Unfortunately, people tend to realise when they’re being manipulated and have a wilful tendency to put their own slant on your attempts to educate them. Fishers in our remotest village asked if we were teaching them the importance of saving, others used our invitation to imagine alternative livelihoods as an opportunity for comedy, suggesting ‘Beer houses’, a kind of soft-porn karaoke pub loved by men (and reviled by women) to general hilarity.
Scientists – count and measure scientists – are wont to treat those of us bridging the social & economic spheres as their legitimate road to public persuasion. Rocked by the blistering and vindictive attacks on both the process and the profession, they are looking around for trustworthy vehicles of their message.
Social scientists appear to be the obvious target – enough of the same language to seem legitimate, but with access to that most mysterious of creatures: the lay public. Of course, with some notable exceptions – Marx and Smith are two much misunderstood examples – people in general don’t invoke sociological or economic work when carefully decanting their position on the latest message of environmental Armageddon.
Still less do social scientists hold a no-holds barred key to turning the tide of popular opinion. It’s a sad indictment on our own disciplines’ communication skills that we seem to have been unable to get across a simple truth: we can help you understand why they don’t agree but not persuade them that you’re right.

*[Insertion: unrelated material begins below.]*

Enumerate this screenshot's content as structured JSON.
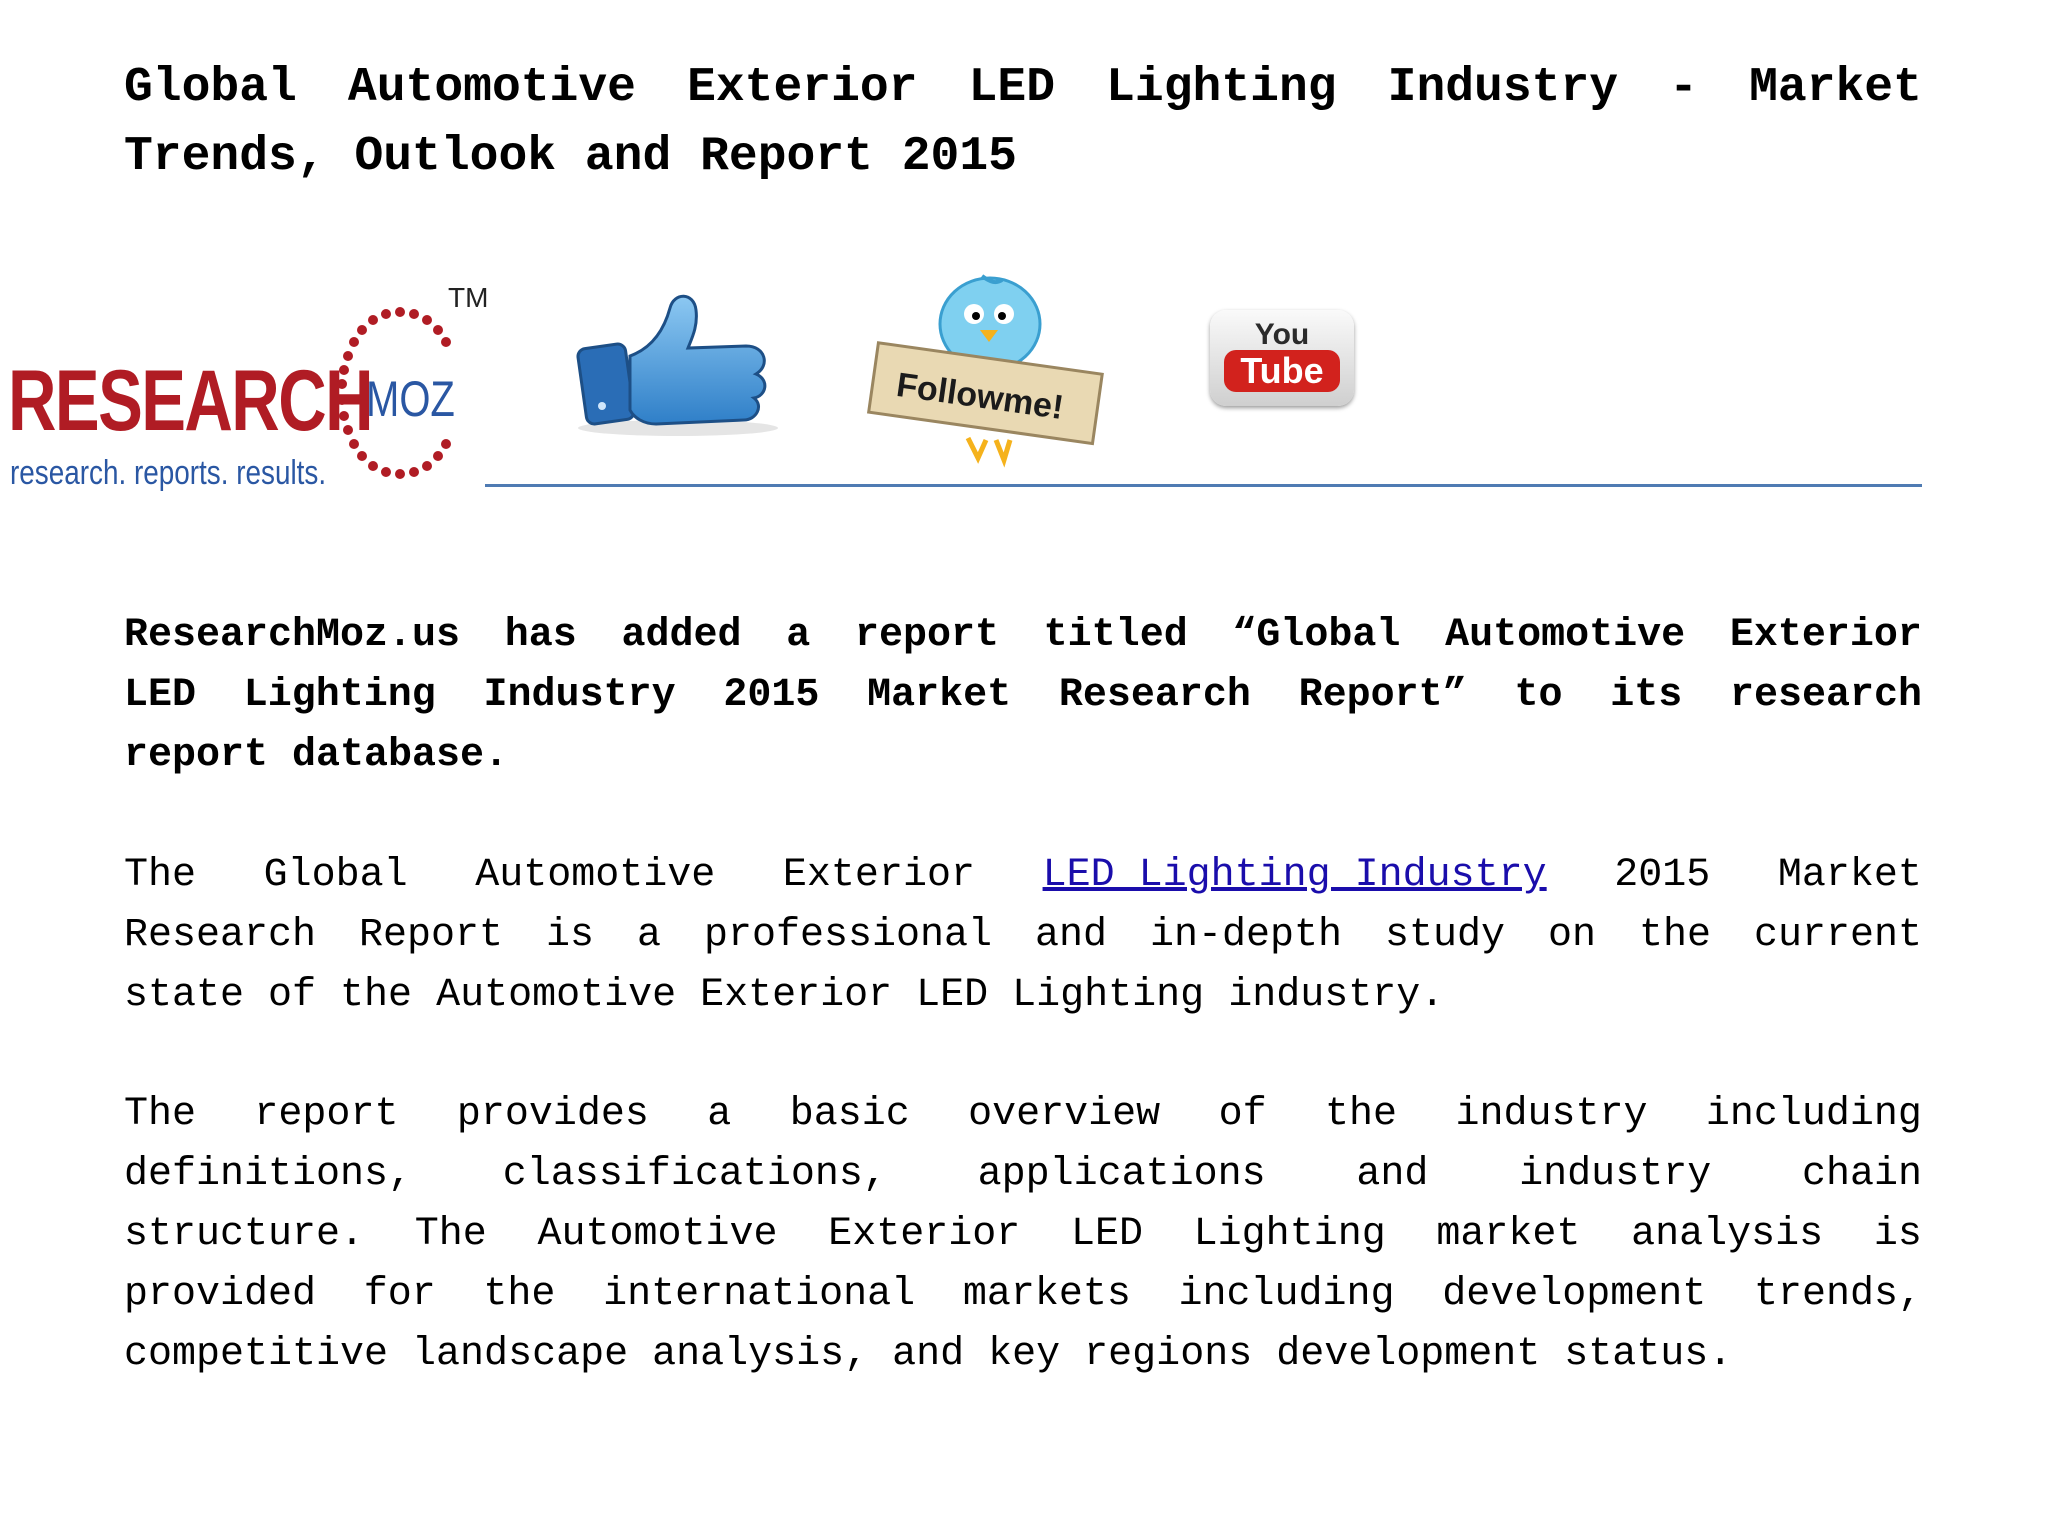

Maybe that’s why I feel so fish-out-of-watery here, in a space where artfully articulating science TO society is the raison d’être, and so many of the participants seem comfortable in claiming their role as PR agents for the academe. I wonder who is speaking for the illiterate, the uneducated and the uninformed, always considered the source and the site of the problems and never with the assets and agency to fix it.